But the impact of rising grocery prices is not going unnoticed, with 89% of consumers indicating that they are concerned about inflation, and 82% saying they are more budget-conscious than they were the year prior, rising to 87% among moms.
Consumers are also actively seeking out ways to combat rising prices, with more than two-thirds of respondents (67%) saying they would be more receptive to using coupons when shopping for snacks than they were the prior year, rising to 75% among gen Z respondents and 74% among millennials.
Seventy-one per cent of respondents said that they snack at least twice a day, while 55% said that they make a meal out of snacks at least once a week – rising to 64% among respondents in Asia-Pacific – consuming many small plates rather than a single entrée.

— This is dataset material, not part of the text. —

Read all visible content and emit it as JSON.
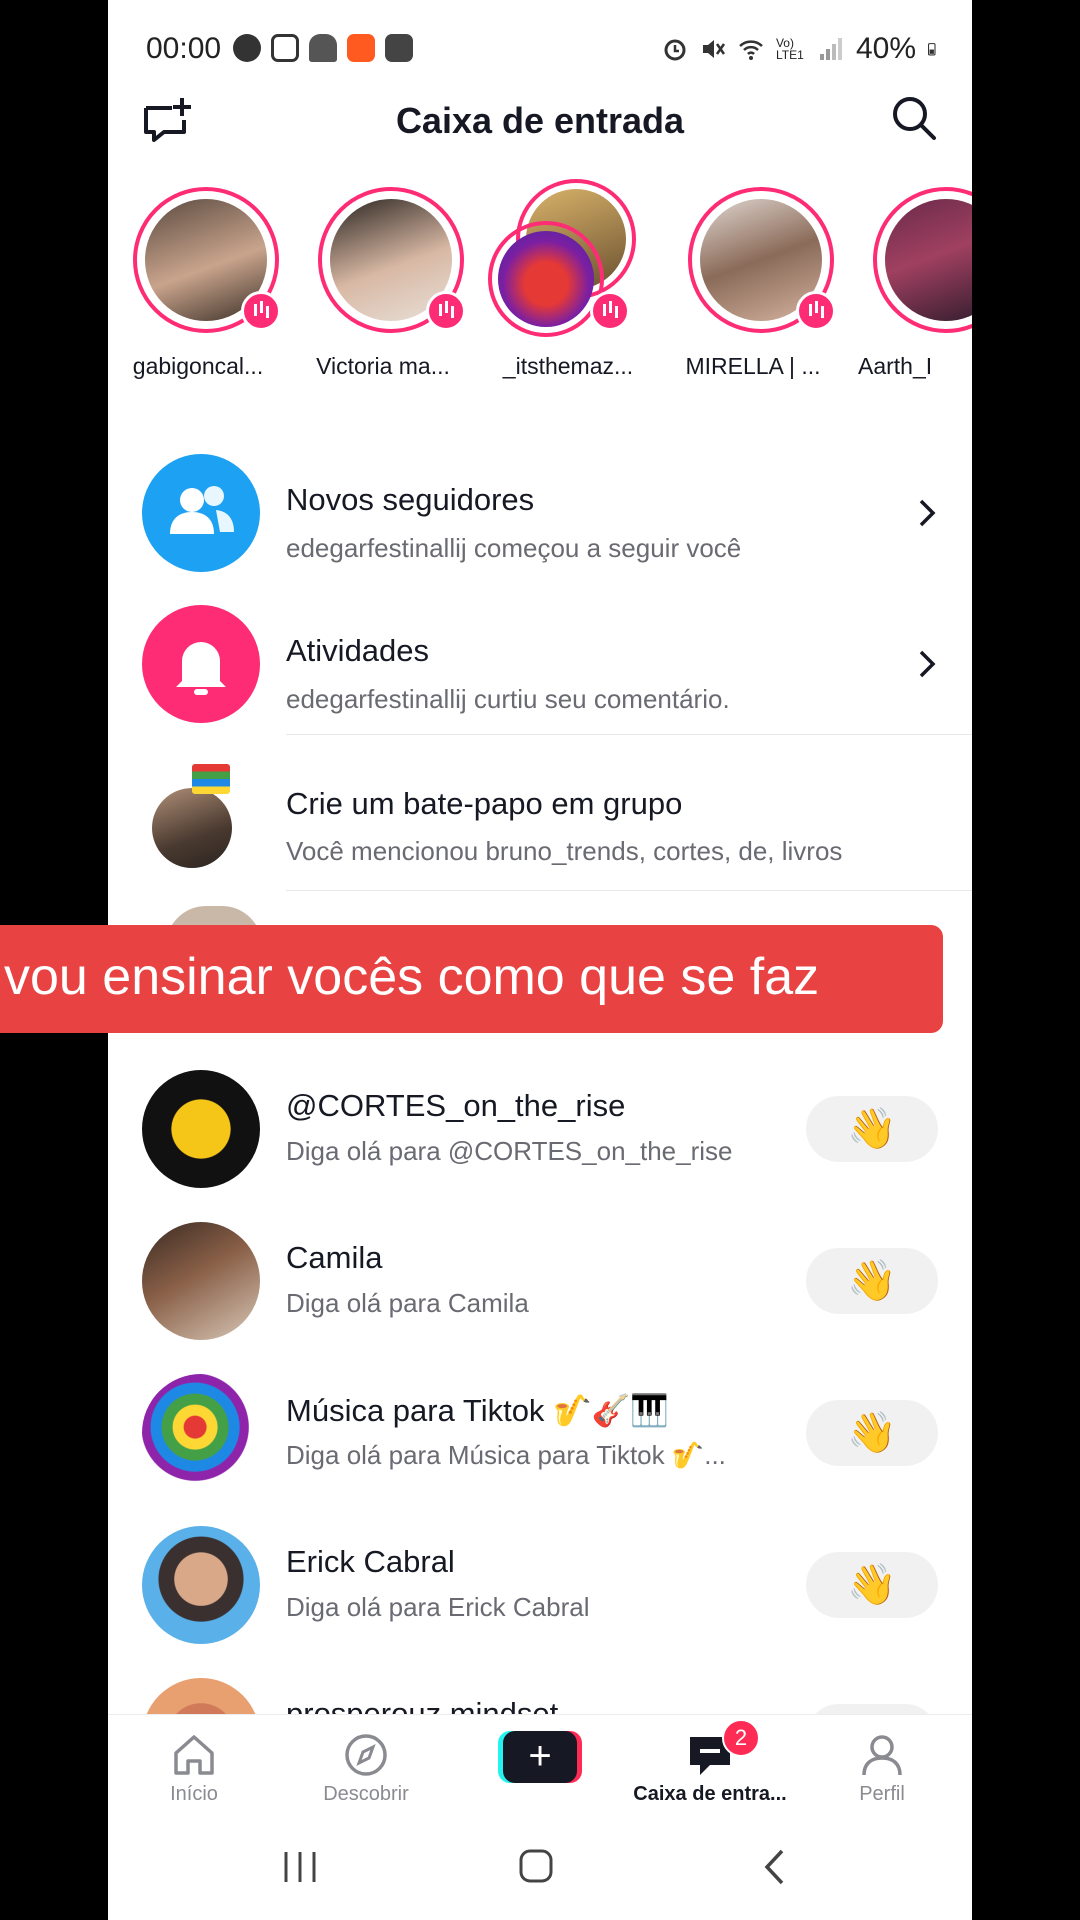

The study noted a 42% increase in snacking between 6 a.m. and 10 a.m., and a 22% increase in afternoon snacking. It also documented a “significant increase” in people skipping a main meal, with 40% of respondents saying they skipped at least one main meal the prior day, compared to 30% in 2013.
Breakfast was the most commonly skipped meal, with the study indicating that convenience is a key motivator for their behaviour. Two-thirds of respondents (65%) indicated that it’s easier to grab a quick snack rather than a full meal in the morning.
So-called “snack love” is also deeply entrenched behaviour, with 61% of respondents indicating that they will go out of their way to find a favourite snack, and 63% saying they would pay extra to bring back a childhood favourite (a number that rises to 73% among millennials).
More than half of respondents (56%) said they have stood or would be willing to stand in line for a limited- or special-edition of a favourite snack, rising to 70% among gen Z and millennial respondents.
Consumers are also increasingly attuned to the environmental impact of their snack choices, with two-thirds saying they are actively looking for items that minimize their impact, rising to 72% among millennials and gen Z. Seventy per cent of respondents indicated that plant-based snacks are better for the planet, rising to 80% in Asia-Pacific and 78% in Latin America.
The study findings are based on an online survey of 3,500 adults in 12 countries – including 250 people from Canada – conducted between September and October of 2022.